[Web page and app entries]
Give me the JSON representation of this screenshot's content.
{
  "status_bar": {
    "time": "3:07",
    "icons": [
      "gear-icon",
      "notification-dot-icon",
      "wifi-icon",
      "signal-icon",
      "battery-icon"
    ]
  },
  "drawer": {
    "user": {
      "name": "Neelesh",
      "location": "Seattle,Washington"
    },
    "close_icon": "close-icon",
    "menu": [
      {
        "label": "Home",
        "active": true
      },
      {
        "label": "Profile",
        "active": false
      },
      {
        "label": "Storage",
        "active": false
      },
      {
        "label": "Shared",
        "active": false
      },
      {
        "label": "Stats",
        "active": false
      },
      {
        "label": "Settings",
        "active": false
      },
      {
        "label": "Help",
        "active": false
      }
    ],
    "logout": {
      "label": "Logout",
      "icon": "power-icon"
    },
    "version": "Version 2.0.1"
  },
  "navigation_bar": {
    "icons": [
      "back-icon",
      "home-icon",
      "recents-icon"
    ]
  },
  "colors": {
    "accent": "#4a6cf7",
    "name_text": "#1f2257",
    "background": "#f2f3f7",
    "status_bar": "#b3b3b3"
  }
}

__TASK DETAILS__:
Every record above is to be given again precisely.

__TASK RESULT__:
Give me the JSON representation of this screenshot's content.
{
  "status_bar": {
    "time": "3:07",
    "icons": [
      "gear-icon",
      "notification-dot-icon",
      "wifi-icon",
      "signal-icon",
      "battery-icon"
    ]
  },
  "drawer": {
    "user": {
      "name": "Neelesh",
      "location": "Seattle,Washington"
    },
    "close_icon": "close-icon",
    "menu": [
      {
        "label": "Home",
        "active": true
      },
      {
        "label": "Profile",
        "active": false
      },
      {
        "label": "Storage",
        "active": false
      },
      {
        "label": "Shared",
        "active": false
      },
      {
        "label": "Stats",
        "active": false
      },
      {
        "label": "Settings",
        "active": false
      },
      {
        "label": "Help",
        "active": false
      }
    ],
    "logout": {
      "label": "Logout",
      "icon": "power-icon"
    },
    "version": "Version 2.0.1"
  },
  "navigation_bar": {
    "icons": [
      "back-icon",
      "home-icon",
      "recents-icon"
    ]
  },
  "colors": {
    "accent": "#4a6cf7",
    "name_text": "#1f2257",
    "background": "#f2f3f7",
    "status_bar": "#b3b3b3"
  }
}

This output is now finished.